## [Action item]
Print the records below exactly. Omit every picture.
_____
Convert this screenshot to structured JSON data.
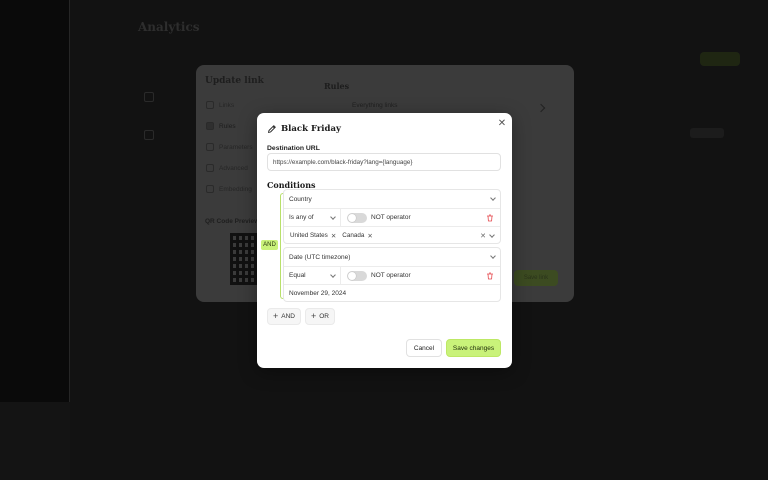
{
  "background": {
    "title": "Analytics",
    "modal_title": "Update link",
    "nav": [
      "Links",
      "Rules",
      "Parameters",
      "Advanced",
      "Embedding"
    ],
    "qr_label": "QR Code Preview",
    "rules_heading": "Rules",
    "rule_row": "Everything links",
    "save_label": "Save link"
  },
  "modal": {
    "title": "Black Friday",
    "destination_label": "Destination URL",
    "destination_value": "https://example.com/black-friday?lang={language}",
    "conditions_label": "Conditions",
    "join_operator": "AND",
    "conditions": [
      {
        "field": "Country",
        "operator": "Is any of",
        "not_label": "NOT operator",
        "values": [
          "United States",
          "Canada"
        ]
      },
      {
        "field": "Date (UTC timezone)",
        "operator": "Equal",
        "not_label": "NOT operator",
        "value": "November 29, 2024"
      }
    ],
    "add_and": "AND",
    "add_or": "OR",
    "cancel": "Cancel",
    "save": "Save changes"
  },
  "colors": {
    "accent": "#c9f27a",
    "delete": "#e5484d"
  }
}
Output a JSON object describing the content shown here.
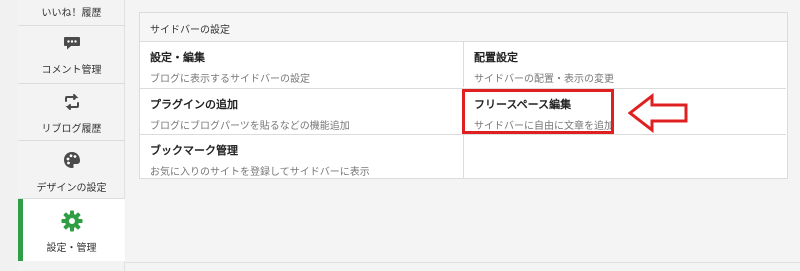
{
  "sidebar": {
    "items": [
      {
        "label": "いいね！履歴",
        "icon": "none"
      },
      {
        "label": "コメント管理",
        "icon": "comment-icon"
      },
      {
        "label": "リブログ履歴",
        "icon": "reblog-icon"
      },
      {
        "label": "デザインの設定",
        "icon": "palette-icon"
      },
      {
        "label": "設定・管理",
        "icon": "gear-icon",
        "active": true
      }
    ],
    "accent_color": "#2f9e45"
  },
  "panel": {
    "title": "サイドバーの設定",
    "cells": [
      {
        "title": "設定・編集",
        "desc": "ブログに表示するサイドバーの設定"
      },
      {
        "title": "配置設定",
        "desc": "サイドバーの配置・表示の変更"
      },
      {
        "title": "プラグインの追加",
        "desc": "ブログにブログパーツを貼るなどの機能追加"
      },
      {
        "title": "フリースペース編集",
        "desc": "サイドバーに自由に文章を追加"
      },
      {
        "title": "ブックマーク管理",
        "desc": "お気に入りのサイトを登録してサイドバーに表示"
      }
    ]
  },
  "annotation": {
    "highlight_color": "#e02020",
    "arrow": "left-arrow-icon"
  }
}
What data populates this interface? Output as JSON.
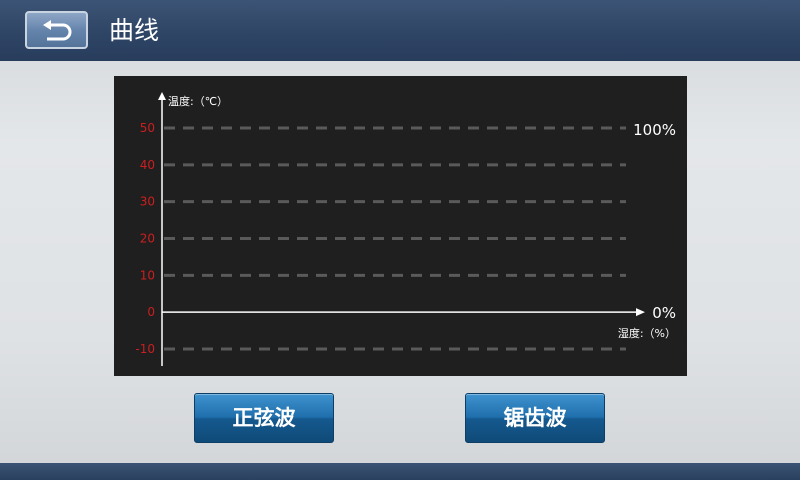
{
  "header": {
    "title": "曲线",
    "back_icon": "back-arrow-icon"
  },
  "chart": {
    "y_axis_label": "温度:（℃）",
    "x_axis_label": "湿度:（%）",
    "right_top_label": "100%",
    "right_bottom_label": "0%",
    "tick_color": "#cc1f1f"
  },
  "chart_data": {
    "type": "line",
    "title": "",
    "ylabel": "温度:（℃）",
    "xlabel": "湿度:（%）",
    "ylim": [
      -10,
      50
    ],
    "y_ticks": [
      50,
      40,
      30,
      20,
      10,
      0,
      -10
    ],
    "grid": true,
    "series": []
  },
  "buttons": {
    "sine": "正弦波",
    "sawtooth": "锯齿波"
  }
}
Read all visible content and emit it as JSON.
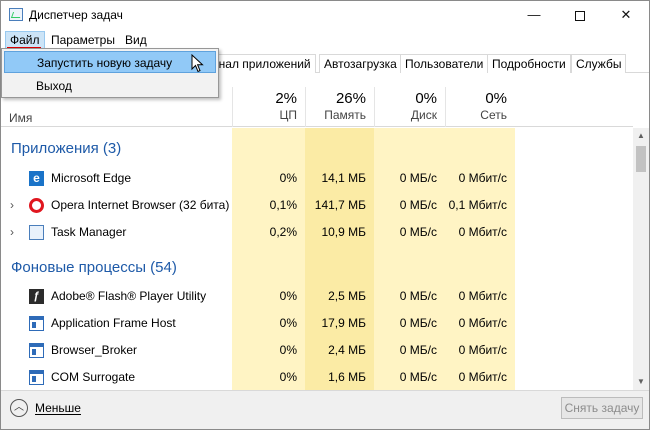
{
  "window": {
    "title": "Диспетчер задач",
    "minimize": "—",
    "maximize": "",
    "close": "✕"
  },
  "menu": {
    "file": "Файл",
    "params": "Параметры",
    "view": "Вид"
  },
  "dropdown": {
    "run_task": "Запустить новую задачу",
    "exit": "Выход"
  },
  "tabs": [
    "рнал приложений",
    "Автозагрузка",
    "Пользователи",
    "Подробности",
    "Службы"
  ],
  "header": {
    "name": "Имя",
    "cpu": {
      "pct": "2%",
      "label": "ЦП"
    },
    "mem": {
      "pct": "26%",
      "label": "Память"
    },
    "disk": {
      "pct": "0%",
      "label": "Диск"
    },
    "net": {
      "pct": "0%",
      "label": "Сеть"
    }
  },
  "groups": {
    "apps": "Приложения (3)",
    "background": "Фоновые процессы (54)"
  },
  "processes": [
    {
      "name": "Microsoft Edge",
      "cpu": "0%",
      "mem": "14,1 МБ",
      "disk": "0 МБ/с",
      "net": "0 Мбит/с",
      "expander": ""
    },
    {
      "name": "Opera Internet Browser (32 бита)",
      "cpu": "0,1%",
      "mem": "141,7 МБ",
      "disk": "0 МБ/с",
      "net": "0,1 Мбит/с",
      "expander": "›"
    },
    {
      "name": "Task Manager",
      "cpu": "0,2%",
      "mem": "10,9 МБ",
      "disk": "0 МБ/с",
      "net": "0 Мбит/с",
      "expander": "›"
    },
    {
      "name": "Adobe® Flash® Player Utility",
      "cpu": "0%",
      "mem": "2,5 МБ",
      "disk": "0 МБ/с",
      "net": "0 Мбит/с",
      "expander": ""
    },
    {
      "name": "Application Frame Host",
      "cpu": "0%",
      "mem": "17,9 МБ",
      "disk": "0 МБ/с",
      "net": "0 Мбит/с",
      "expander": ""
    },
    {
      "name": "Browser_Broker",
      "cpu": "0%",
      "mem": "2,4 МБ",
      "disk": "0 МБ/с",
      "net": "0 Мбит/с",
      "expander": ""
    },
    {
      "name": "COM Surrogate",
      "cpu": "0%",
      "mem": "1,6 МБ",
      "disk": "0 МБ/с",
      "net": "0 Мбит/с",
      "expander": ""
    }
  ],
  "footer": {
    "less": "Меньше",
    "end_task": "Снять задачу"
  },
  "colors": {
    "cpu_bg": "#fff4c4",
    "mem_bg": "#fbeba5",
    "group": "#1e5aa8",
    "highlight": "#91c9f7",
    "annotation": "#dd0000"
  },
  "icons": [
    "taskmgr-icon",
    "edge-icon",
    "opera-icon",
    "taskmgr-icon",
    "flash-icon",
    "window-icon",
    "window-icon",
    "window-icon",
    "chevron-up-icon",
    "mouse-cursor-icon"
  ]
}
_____
## [Task answer]
Convert this screenshot to structured JSON data.
{
  "background": {
    "title": "Analytics",
    "modal_title": "Update link",
    "nav": [
      "Links",
      "Rules",
      "Parameters",
      "Advanced",
      "Embedding"
    ],
    "qr_label": "QR Code Preview",
    "rules_heading": "Rules",
    "rule_row": "Everything links",
    "save_label": "Save link"
  },
  "modal": {
    "title": "Black Friday",
    "destination_label": "Destination URL",
    "destination_value": "https://example.com/black-friday?lang={language}",
    "conditions_label": "Conditions",
    "join_operator": "AND",
    "conditions": [
      {
        "field": "Country",
        "operator": "Is any of",
        "not_label": "NOT operator",
        "values": [
          "United States",
          "Canada"
        ]
      },
      {
        "field": "Date (UTC timezone)",
        "operator": "Equal",
        "not_label": "NOT operator",
        "value": "November 29, 2024"
      }
    ],
    "add_and": "AND",
    "add_or": "OR",
    "cancel": "Cancel",
    "save": "Save changes"
  },
  "colors": {
    "accent": "#c9f27a",
    "delete": "#e5484d"
  }
}
Output a JSON object describing the content shown here.
{
  "sidebar": {
    "items": [
      {
        "label": "いいね！履歴",
        "icon": "none"
      },
      {
        "label": "コメント管理",
        "icon": "comment-icon"
      },
      {
        "label": "リブログ履歴",
        "icon": "reblog-icon"
      },
      {
        "label": "デザインの設定",
        "icon": "palette-icon"
      },
      {
        "label": "設定・管理",
        "icon": "gear-icon",
        "active": true
      }
    ],
    "accent_color": "#2f9e45"
  },
  "panel": {
    "title": "サイドバーの設定",
    "cells": [
      {
        "title": "設定・編集",
        "desc": "ブログに表示するサイドバーの設定"
      },
      {
        "title": "配置設定",
        "desc": "サイドバーの配置・表示の変更"
      },
      {
        "title": "プラグインの追加",
        "desc": "ブログにブログパーツを貼るなどの機能追加"
      },
      {
        "title": "フリースペース編集",
        "desc": "サイドバーに自由に文章を追加"
      },
      {
        "title": "ブックマーク管理",
        "desc": "お気に入りのサイトを登録してサイドバーに表示"
      }
    ]
  },
  "annotation": {
    "highlight_color": "#e02020",
    "arrow": "left-arrow-icon"
  }
}
What data populates this interface? Output as JSON.
{
  "header": {
    "title": "曲线",
    "back_icon": "back-arrow-icon"
  },
  "chart": {
    "y_axis_label": "温度:（℃）",
    "x_axis_label": "湿度:（%）",
    "right_top_label": "100%",
    "right_bottom_label": "0%",
    "tick_color": "#cc1f1f"
  },
  "chart_data": {
    "type": "line",
    "title": "",
    "ylabel": "温度:（℃）",
    "xlabel": "湿度:（%）",
    "ylim": [
      -10,
      50
    ],
    "y_ticks": [
      50,
      40,
      30,
      20,
      10,
      0,
      -10
    ],
    "grid": true,
    "series": []
  },
  "buttons": {
    "sine": "正弦波",
    "sawtooth": "锯齿波"
  }
}
Read all visible content and emit it as JSON.
{
  "window": {
    "title": "Диспетчер задач",
    "minimize": "—",
    "maximize": "",
    "close": "✕"
  },
  "menu": {
    "file": "Файл",
    "params": "Параметры",
    "view": "Вид"
  },
  "dropdown": {
    "run_task": "Запустить новую задачу",
    "exit": "Выход"
  },
  "tabs": [
    "рнал приложений",
    "Автозагрузка",
    "Пользователи",
    "Подробности",
    "Службы"
  ],
  "header": {
    "name": "Имя",
    "cpu": {
      "pct": "2%",
      "label": "ЦП"
    },
    "mem": {
      "pct": "26%",
      "label": "Память"
    },
    "disk": {
      "pct": "0%",
      "label": "Диск"
    },
    "net": {
      "pct": "0%",
      "label": "Сеть"
    }
  },
  "groups": {
    "apps": "Приложения (3)",
    "background": "Фоновые процессы (54)"
  },
  "processes": [
    {
      "name": "Microsoft Edge",
      "cpu": "0%",
      "mem": "14,1 МБ",
      "disk": "0 МБ/с",
      "net": "0 Мбит/с",
      "expander": ""
    },
    {
      "name": "Opera Internet Browser (32 бита)",
      "cpu": "0,1%",
      "mem": "141,7 МБ",
      "disk": "0 МБ/с",
      "net": "0,1 Мбит/с",
      "expander": "›"
    },
    {
      "name": "Task Manager",
      "cpu": "0,2%",
      "mem": "10,9 МБ",
      "disk": "0 МБ/с",
      "net": "0 Мбит/с",
      "expander": "›"
    },
    {
      "name": "Adobe® Flash® Player Utility",
      "cpu": "0%",
      "mem": "2,5 МБ",
      "disk": "0 МБ/с",
      "net": "0 Мбит/с",
      "expander": ""
    },
    {
      "name": "Application Frame Host",
      "cpu": "0%",
      "mem": "17,9 МБ",
      "disk": "0 МБ/с",
      "net": "0 Мбит/с",
      "expander": ""
    },
    {
      "name": "Browser_Broker",
      "cpu": "0%",
      "mem": "2,4 МБ",
      "disk": "0 МБ/с",
      "net": "0 Мбит/с",
      "expander": ""
    },
    {
      "name": "COM Surrogate",
      "cpu": "0%",
      "mem": "1,6 МБ",
      "disk": "0 МБ/с",
      "net": "0 Мбит/с",
      "expander": ""
    }
  ],
  "footer": {
    "less": "Меньше",
    "end_task": "Снять задачу"
  },
  "colors": {
    "cpu_bg": "#fff4c4",
    "mem_bg": "#fbeba5",
    "group": "#1e5aa8",
    "highlight": "#91c9f7",
    "annotation": "#dd0000"
  },
  "icons": [
    "taskmgr-icon",
    "edge-icon",
    "opera-icon",
    "taskmgr-icon",
    "flash-icon",
    "window-icon",
    "window-icon",
    "window-icon",
    "chevron-up-icon",
    "mouse-cursor-icon"
  ]
}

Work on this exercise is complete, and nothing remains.